Another effective exercise is ankle dorsiflexion. Sit on a chair and raise one leg, keeping it straight. Slowly flex your foot upwards, pointing your toes towards your head. Hold for a few seconds and then release.
By consistently performing these exercises, you can help maintain the health and functionality of your gliding and plane joints.
Transitioning into the conclusion and final thoughts on gliding and plane joints, it’s crucial to prioritize joint health in order to avoid pain and discomfort.
Conclusion and Final Thoughts on Gliding and Plane Joints
When it comes to maintaining healthy gliding and plane joints, remember that prioritizing joint health is essential for avoiding pain and discomfort.
Gliding and plane joints, such as the intercarpal joints found in the wrist, allow for smooth and coordinated movement. To ensure the longevity of these joints, it is crucial to engage in exercises that promote joint flexibility and strength.
Regular stretching and range of motion exercises can help maintain the health of gliding and plane joints. Additionally, avoiding repetitive and excessive joint movements can prevent unnecessary wear and tear.
If you experience any pain or discomfort in these joints, it is important to seek medical attention and follow the recommended treatment plan. Remember, taking care of your gliding and plane joints is crucial for maintaining overall joint health and preventing future complications.
Frequently Asked Questions
How do gliding and plane joints differ from other types of joints?
Gliding and plane joints differ from other types of joints by allowing bones to slide past each other in various directions.
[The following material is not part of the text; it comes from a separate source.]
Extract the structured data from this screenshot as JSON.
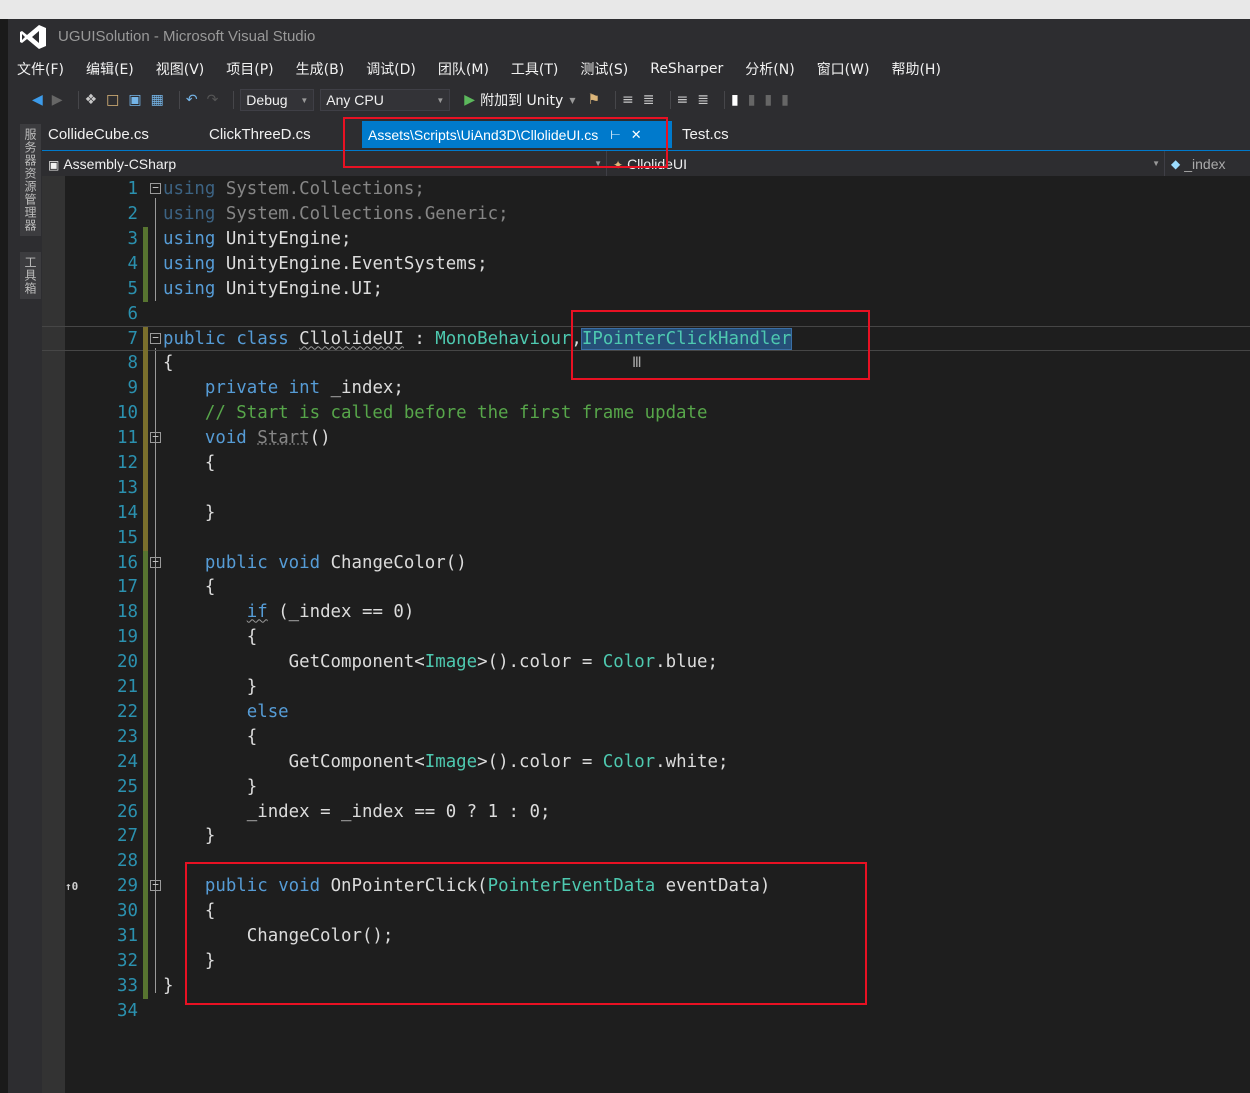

Unlike hinge or ball-and-socket joints, gliding joints have limited range of motion and primarily facilitate smooth gliding movement between flat bone surfaces.
Can gliding and plane joints be found in any other part of the body besides the limbs?
Yes, gliding and plane joints can be found in other parts of the body besides the limbs. For example, the vertebrae in the spine have gliding joints that allow for subtle movements.
Are there any specific exercises or stretches that can help improve the function of gliding and plane joints?
To improve the function of gliding and plane joints, try exercises and stretches that promote joint mobility and stability. Focus on movements that involve gliding and sliding motions, such as wrist circles or shoulder rolls.
Can gliding and plane joints become stiff or immobile over time?
Yes, gliding and plane joints can become stiff or immobile over time due to factors such as aging, lack of movement, or injury. Regular exercise and stretching can help maintain their function and prevent stiffness.
Are there any specific sports or activities that put more strain on gliding and plane joints compared to other joints in the body?
Certain sports and activities like gymnastics and ballet put an immense strain on gliding and plane joints, making them more vulnerable to stiffness and immobility over time. So, be cautious and take proper care of these joints to avoid any long-term damage.
In conclusion, gliding and plane joints play a crucial role in facilitating smooth and controlled movement in the body. Understanding the structure, function, and common injuries associated with these joints is essential for maintaining joint health.
One interesting statistic to consider is that approximately 25% of adults over the age of 18 experience joint pain or arthritis, with gliding and plane joints often being affected. This alarming figure highlights the significance of taking care of our joints and seeking appropriate treatment and rehabilitation to prevent further damage.
Remember, a little care can go a long way in ensuring the longevity and functionality of our joints.
With a heart that soars as high as the skies, Aria, affectionately known as “Skylark,” is the driving force behind Soaring Skyways. Her journey into the gliding world began as a young dreamer gazing up at the soaring birds, yearning to experience the weightlessness and freedom they embodied. With years of experience both in the cockpit and behind the scenes, Aria’s commitment to the gliding community is unwavering.